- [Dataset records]
::::

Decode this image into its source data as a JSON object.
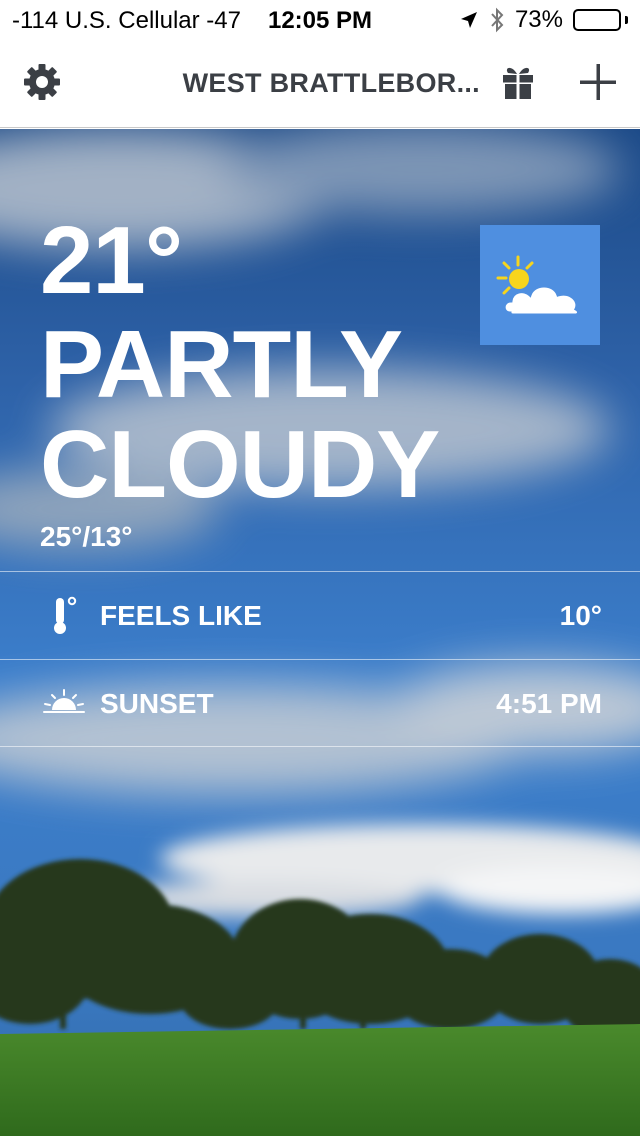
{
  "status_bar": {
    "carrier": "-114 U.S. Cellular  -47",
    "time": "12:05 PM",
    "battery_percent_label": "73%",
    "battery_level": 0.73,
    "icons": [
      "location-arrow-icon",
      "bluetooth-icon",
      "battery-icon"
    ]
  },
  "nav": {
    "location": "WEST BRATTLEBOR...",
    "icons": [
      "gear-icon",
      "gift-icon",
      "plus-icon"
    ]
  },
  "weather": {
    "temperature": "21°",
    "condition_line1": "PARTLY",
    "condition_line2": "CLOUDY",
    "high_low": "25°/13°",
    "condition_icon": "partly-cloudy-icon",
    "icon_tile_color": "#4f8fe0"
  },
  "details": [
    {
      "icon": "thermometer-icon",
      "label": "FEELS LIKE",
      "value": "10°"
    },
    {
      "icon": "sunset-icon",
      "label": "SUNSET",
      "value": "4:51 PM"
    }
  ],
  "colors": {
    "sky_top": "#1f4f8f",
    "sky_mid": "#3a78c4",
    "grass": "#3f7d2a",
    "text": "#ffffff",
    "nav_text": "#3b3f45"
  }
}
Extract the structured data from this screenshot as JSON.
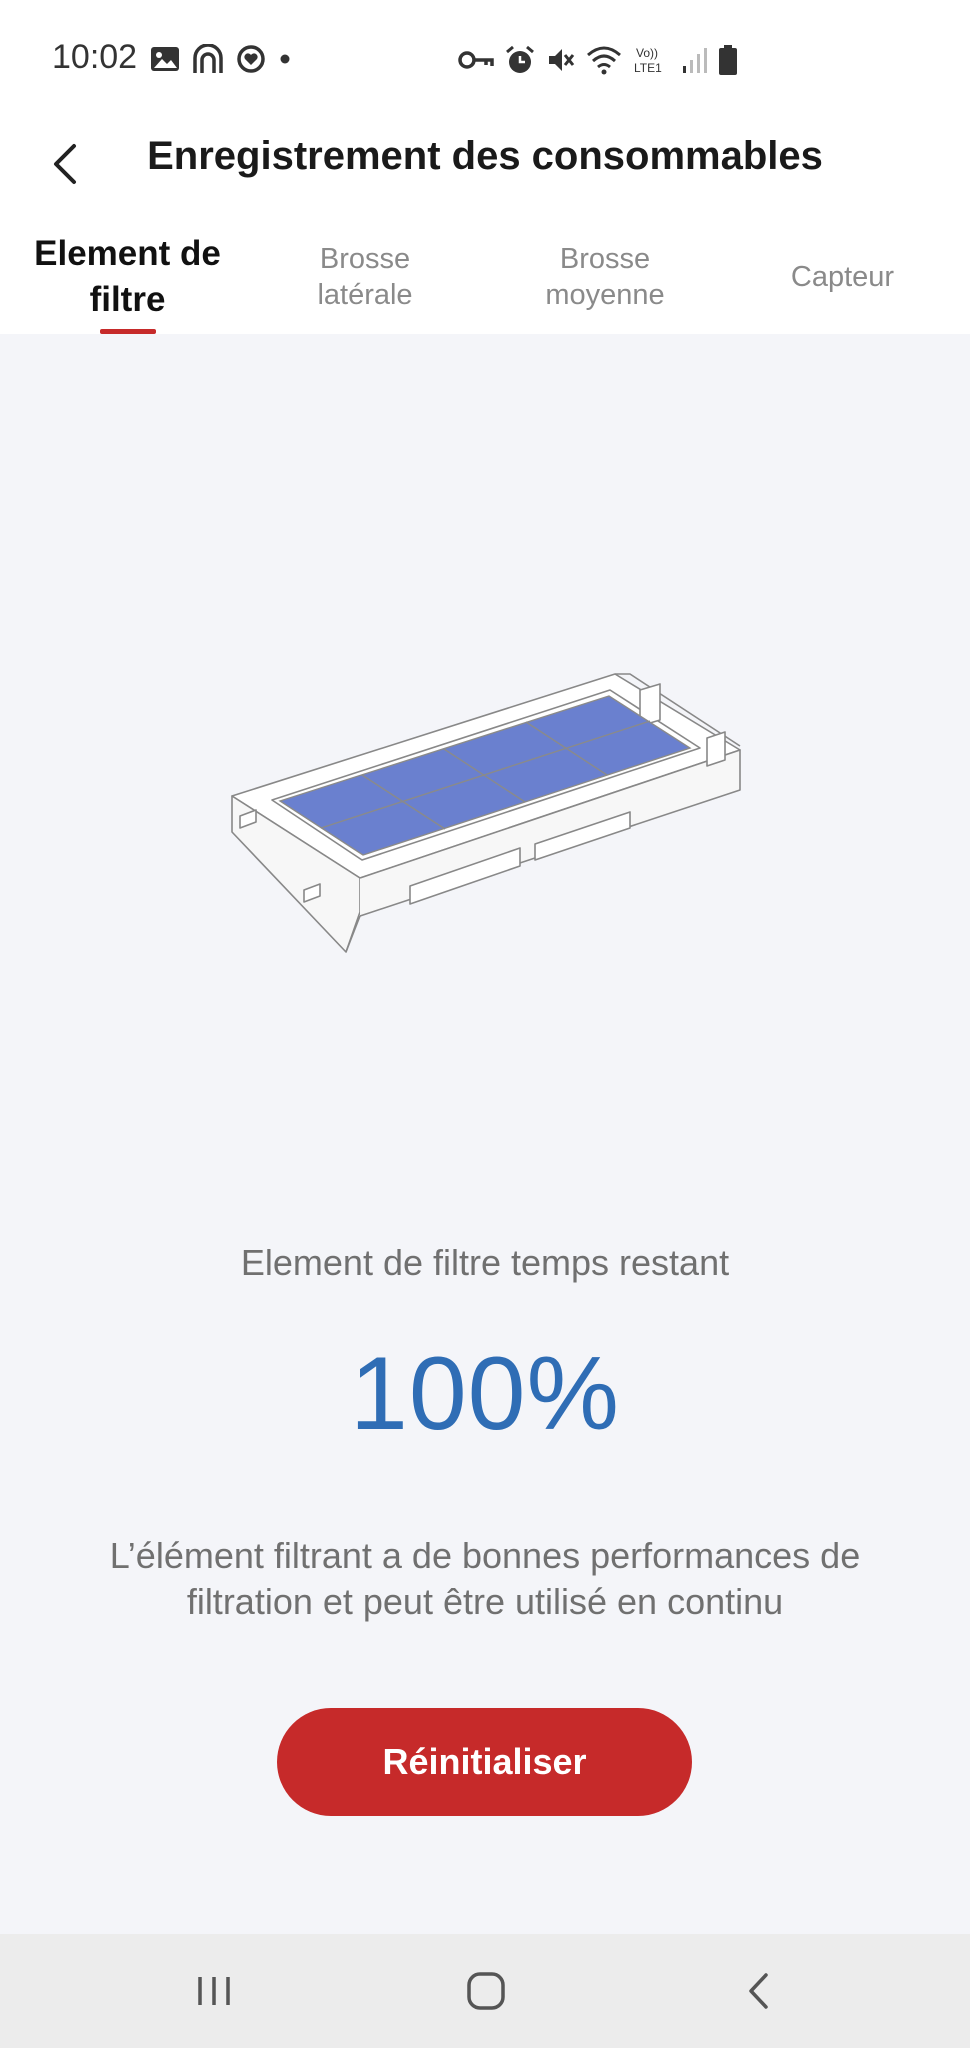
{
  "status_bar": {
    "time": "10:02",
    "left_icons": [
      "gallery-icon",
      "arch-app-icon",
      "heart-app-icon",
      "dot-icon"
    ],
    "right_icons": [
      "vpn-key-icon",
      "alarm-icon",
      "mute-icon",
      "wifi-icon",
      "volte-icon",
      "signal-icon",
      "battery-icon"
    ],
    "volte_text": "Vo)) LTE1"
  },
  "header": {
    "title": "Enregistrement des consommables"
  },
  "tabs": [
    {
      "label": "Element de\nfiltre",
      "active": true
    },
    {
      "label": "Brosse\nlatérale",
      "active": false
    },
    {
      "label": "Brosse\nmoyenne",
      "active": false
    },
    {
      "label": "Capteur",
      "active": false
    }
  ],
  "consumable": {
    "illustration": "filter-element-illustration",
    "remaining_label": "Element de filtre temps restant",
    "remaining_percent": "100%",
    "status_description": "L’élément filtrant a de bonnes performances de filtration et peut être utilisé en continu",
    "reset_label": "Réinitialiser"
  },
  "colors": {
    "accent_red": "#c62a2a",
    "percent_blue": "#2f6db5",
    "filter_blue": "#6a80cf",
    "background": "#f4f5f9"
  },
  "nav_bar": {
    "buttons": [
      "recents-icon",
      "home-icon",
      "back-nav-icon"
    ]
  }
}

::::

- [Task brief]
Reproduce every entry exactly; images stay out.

- [Output of the task]
Decode this image into its source data as a JSON object.
{
  "status_bar": {
    "carrier": "-114 U.S. Cellular  -47",
    "time": "12:05 PM",
    "battery_percent_label": "73%",
    "battery_level": 0.73,
    "icons": [
      "location-arrow-icon",
      "bluetooth-icon",
      "battery-icon"
    ]
  },
  "nav": {
    "location": "WEST BRATTLEBOR...",
    "icons": [
      "gear-icon",
      "gift-icon",
      "plus-icon"
    ]
  },
  "weather": {
    "temperature": "21°",
    "condition_line1": "PARTLY",
    "condition_line2": "CLOUDY",
    "high_low": "25°/13°",
    "condition_icon": "partly-cloudy-icon",
    "icon_tile_color": "#4f8fe0"
  },
  "details": [
    {
      "icon": "thermometer-icon",
      "label": "FEELS LIKE",
      "value": "10°"
    },
    {
      "icon": "sunset-icon",
      "label": "SUNSET",
      "value": "4:51 PM"
    }
  ],
  "colors": {
    "sky_top": "#1f4f8f",
    "sky_mid": "#3a78c4",
    "grass": "#3f7d2a",
    "text": "#ffffff",
    "nav_text": "#3b3f45"
  }
}
Extract the structured data from this screenshot as JSON.
{
  "status_bar": {
    "time": "10:02",
    "left_icons": [
      "gallery-icon",
      "arch-app-icon",
      "heart-app-icon",
      "dot-icon"
    ],
    "right_icons": [
      "vpn-key-icon",
      "alarm-icon",
      "mute-icon",
      "wifi-icon",
      "volte-icon",
      "signal-icon",
      "battery-icon"
    ],
    "volte_text": "Vo)) LTE1"
  },
  "header": {
    "title": "Enregistrement des consommables"
  },
  "tabs": [
    {
      "label": "Element de\nfiltre",
      "active": true
    },
    {
      "label": "Brosse\nlatérale",
      "active": false
    },
    {
      "label": "Brosse\nmoyenne",
      "active": false
    },
    {
      "label": "Capteur",
      "active": false
    }
  ],
  "consumable": {
    "illustration": "filter-element-illustration",
    "remaining_label": "Element de filtre temps restant",
    "remaining_percent": "100%",
    "status_description": "L’élément filtrant a de bonnes performances de filtration et peut être utilisé en continu",
    "reset_label": "Réinitialiser"
  },
  "colors": {
    "accent_red": "#c62a2a",
    "percent_blue": "#2f6db5",
    "filter_blue": "#6a80cf",
    "background": "#f4f5f9"
  },
  "nav_bar": {
    "buttons": [
      "recents-icon",
      "home-icon",
      "back-nav-icon"
    ]
  }
}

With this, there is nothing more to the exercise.